Pronunciation confusion: Pronounce it with only three syllables, so orn-jing-ton rather than the orangutan-like four syllable or-anj-ing-ton.
By now most readers have probably already seen Arlington: The Rap, the hilarious spoof that lovingly pokes fun at Washington’s even-more yuppie-filled western extension. The rap isn’t really about Arlington, though; it’s about that specific portion of Arlington lying along Metro’s Orange line that over the past generation has morphed from sleepy suburb to central city destination. The rap got me thinking: That part of Arlington needs a unique name. People talk about it all the time. Why not give it a single identifier?

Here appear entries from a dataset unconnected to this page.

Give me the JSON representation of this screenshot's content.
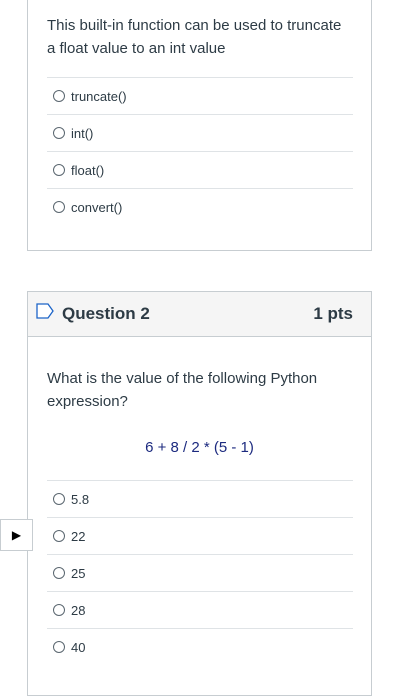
{
  "question1": {
    "text": "This built-in function can be used to truncate a float value to an int value",
    "answers": [
      "truncate()",
      "int()",
      "float()",
      "convert()"
    ]
  },
  "question2": {
    "title": "Question 2",
    "points": "1 pts",
    "text": "What is the value of the following Python expression?",
    "expression": "6 + 8 / 2 * (5 - 1)",
    "answers": [
      "5.8",
      "22",
      "25",
      "28",
      "40"
    ]
  },
  "side_toggle": {
    "icon": "play-arrow-icon",
    "glyph": "▶"
  },
  "colors": {
    "expression": "#1c2a7f",
    "border": "#c7cdd1",
    "header_bg": "#f5f5f5"
  }
}
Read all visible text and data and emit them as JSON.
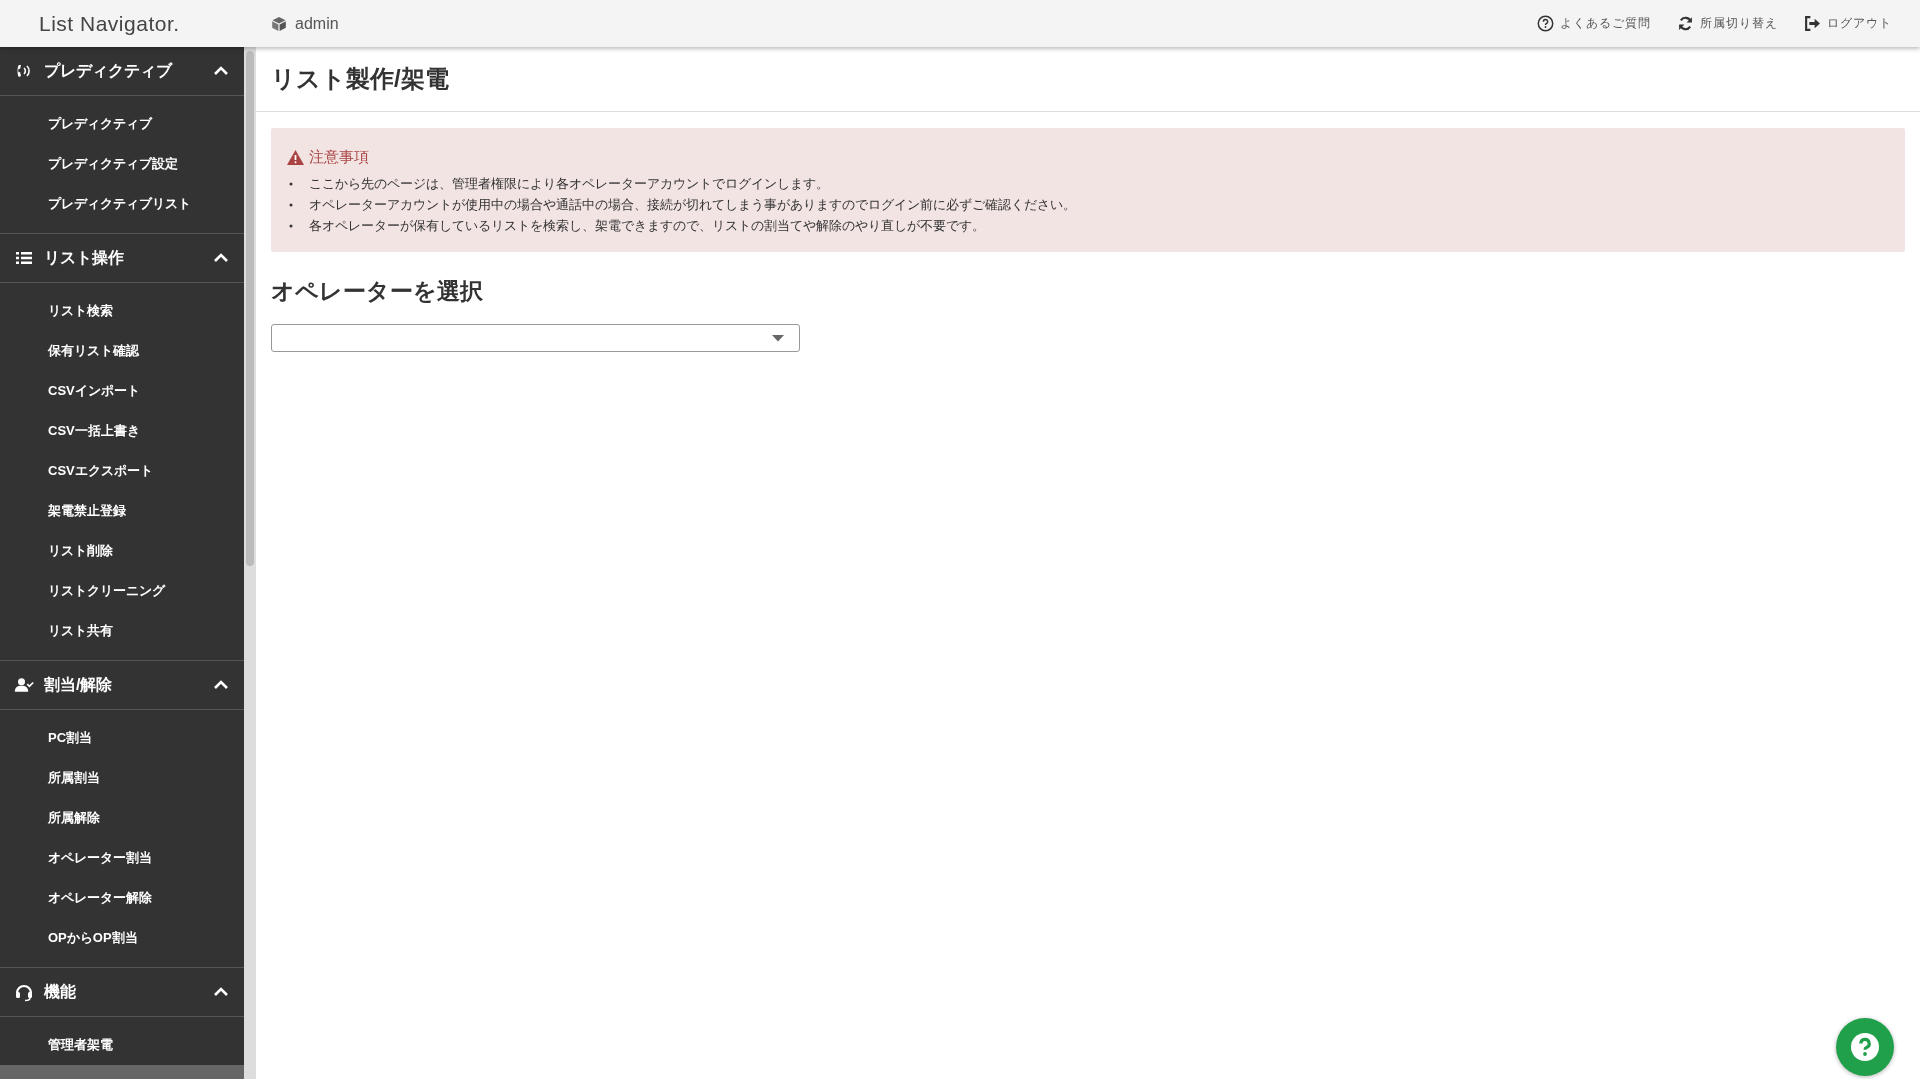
{
  "header": {
    "logo": "List Navigator.",
    "user": "admin",
    "links": [
      {
        "kind": "faq",
        "label": "よくあるご質問"
      },
      {
        "kind": "switch",
        "label": "所属切り替え"
      },
      {
        "kind": "logout",
        "label": "ログアウト"
      }
    ]
  },
  "sidebar": {
    "groups": [
      {
        "kind": "predictive",
        "label": "プレディクティブ",
        "expanded": true,
        "items": [
          {
            "label": "プレディクティブ",
            "selected": false
          },
          {
            "label": "プレディクティブ設定",
            "selected": false
          },
          {
            "label": "プレディクティブリスト",
            "selected": false
          }
        ]
      },
      {
        "kind": "list",
        "label": "リスト操作",
        "expanded": true,
        "items": [
          {
            "label": "リスト検索",
            "selected": false
          },
          {
            "label": "保有リスト確認",
            "selected": false
          },
          {
            "label": "CSVインポート",
            "selected": false
          },
          {
            "label": "CSV一括上書き",
            "selected": false
          },
          {
            "label": "CSVエクスポート",
            "selected": false
          },
          {
            "label": "架電禁止登録",
            "selected": false
          },
          {
            "label": "リスト削除",
            "selected": false
          },
          {
            "label": "リストクリーニング",
            "selected": false
          },
          {
            "label": "リスト共有",
            "selected": false
          }
        ]
      },
      {
        "kind": "assign",
        "label": "割当/解除",
        "expanded": true,
        "items": [
          {
            "label": "PC割当",
            "selected": false
          },
          {
            "label": "所属割当",
            "selected": false
          },
          {
            "label": "所属解除",
            "selected": false
          },
          {
            "label": "オペレーター割当",
            "selected": false
          },
          {
            "label": "オペレーター解除",
            "selected": false
          },
          {
            "label": "OPからOP割当",
            "selected": false
          }
        ]
      },
      {
        "kind": "function",
        "label": "機能",
        "expanded": true,
        "items": [
          {
            "label": "管理者架電",
            "selected": false
          },
          {
            "selected": true
          }
        ]
      }
    ]
  },
  "page": {
    "title": "リスト製作/架電",
    "notice": {
      "title": "注意事項",
      "items": [
        "ここから先のページは、管理者権限により各オペレーターアカウントでログインします。",
        "オペレーターアカウントが使用中の場合や通話中の場合、接続が切れてしまう事がありますのでログイン前に必ずご確認ください。",
        "各オペレーターが保有しているリストを検索し、架電できますので、リストの割当てや解除のやり直しが不要です。"
      ]
    },
    "section_title": "オペレーターを選択"
  }
}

“Arlington”, after all, refers to the whole 26 square mile county, from Chain Bridge on the north to Four Mile Run on the south, and west almost to Leesburg Pike. “North Arlington” also won’t do, since it refers as much to the rolling suburbs north of Route 29 as it does to the Orange Line Corridor. “Orange Line Corridor” itself is too much of a mouthful, as are the other frequent substitutes, “Wilson Boulevard Corridor” and “Rosslyn-Ballston Corridor”. Even shortening to “R-B” or “R-B Corridor” leaves much to be desired.

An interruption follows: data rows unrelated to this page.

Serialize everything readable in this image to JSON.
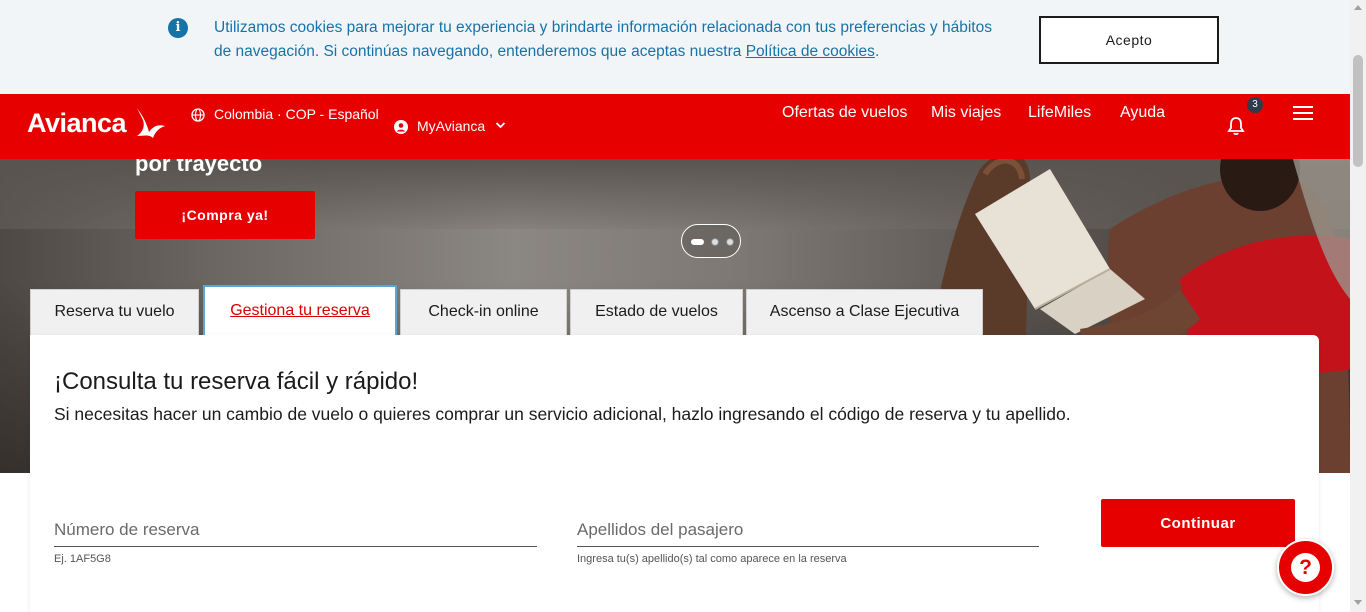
{
  "cookie_banner": {
    "text": "Utilizamos cookies para mejorar tu experiencia y brindarte información relacionada con tus preferencias y hábitos de navegación. Si continúas navegando, entenderemos que aceptas nuestra ",
    "link_label": "Política de cookies",
    "text_end": ".",
    "accept_label": "Acepto"
  },
  "header": {
    "logo": "Avianca",
    "region": "Colombia · COP - Español",
    "account": "MyAvianca",
    "nav": [
      "Ofertas de vuelos",
      "Mis viajes",
      "LifeMiles",
      "Ayuda"
    ],
    "notifications_count": "3"
  },
  "hero": {
    "heading_fragment": "por trayecto",
    "cta_label": "¡Compra ya!",
    "slides_total": 3,
    "active_slide": 1
  },
  "tabs": [
    {
      "label": "Reserva tu vuelo"
    },
    {
      "label": "Gestiona tu reserva",
      "active": true
    },
    {
      "label": "Check-in online"
    },
    {
      "label": "Estado de vuelos"
    },
    {
      "label": "Ascenso a Clase Ejecutiva"
    }
  ],
  "panel": {
    "title": "¡Consulta tu reserva fácil y rápido!",
    "description": "Si necesitas hacer un cambio de vuelo o quieres comprar un servicio adicional, hazlo ingresando el código de reserva y tu apellido.",
    "booking_field": {
      "placeholder": "Número de reserva",
      "value": "",
      "hint": "Ej. 1AF5G8"
    },
    "surname_field": {
      "placeholder": "Apellidos del pasajero",
      "value": "",
      "hint": "Ingresa tu(s) apellido(s) tal como aparece en la reserva"
    },
    "submit_label": "Continuar"
  },
  "help": {
    "icon": "question-mark-icon"
  },
  "colors": {
    "brand_red": "#e60000",
    "cookie_blue": "#1673a8",
    "tab_active_border": "#59a6d6"
  }
}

But how about “Orangington”? It spells a little awkward, but it sounds verbally clean, fits the blankington scheme used by Washington, Arlington and Shirlington, and the connection between the neighborhoods in question and Metro’s Orange Line is so strong that it’s immediately obvious what the name refers to. Normally I’d be hesitant to try and force a contrived name on unwanting locals (Penn Quarter and NoMa, anyone?), but in this case there does seem to be a need and the name does seem to be pretty organic. Indeed, I’ve been dropping it in casual conversation lately and although I get some “I’ve never heard that” comments, everyone I’ve spoken to has understood the reference immediately. It seems a natural moniker for an area that increasingly needs one.
So how about it, folks? Orangington from now on?

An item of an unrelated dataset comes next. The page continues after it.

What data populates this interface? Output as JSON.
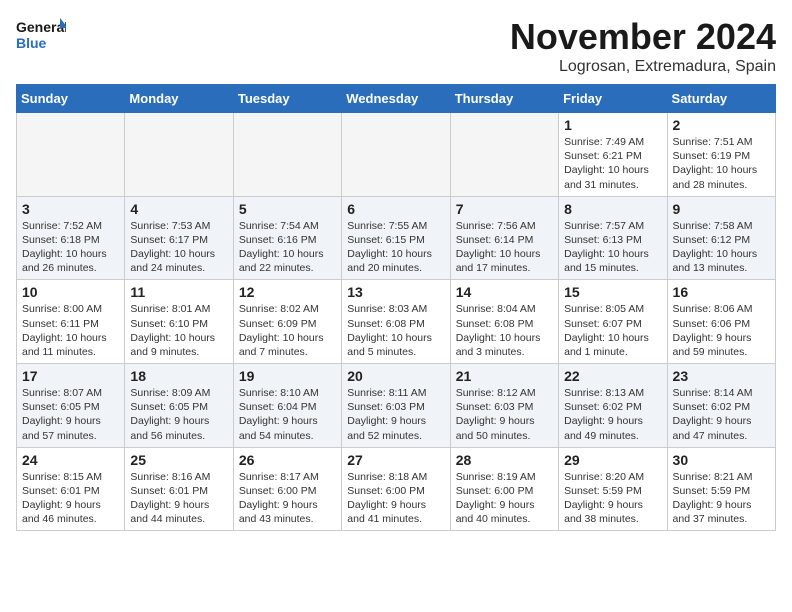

View Orangington in a larger map
Approximate boundaries of Orangington (in orange).
Cross-posted to Greater Greater Washington.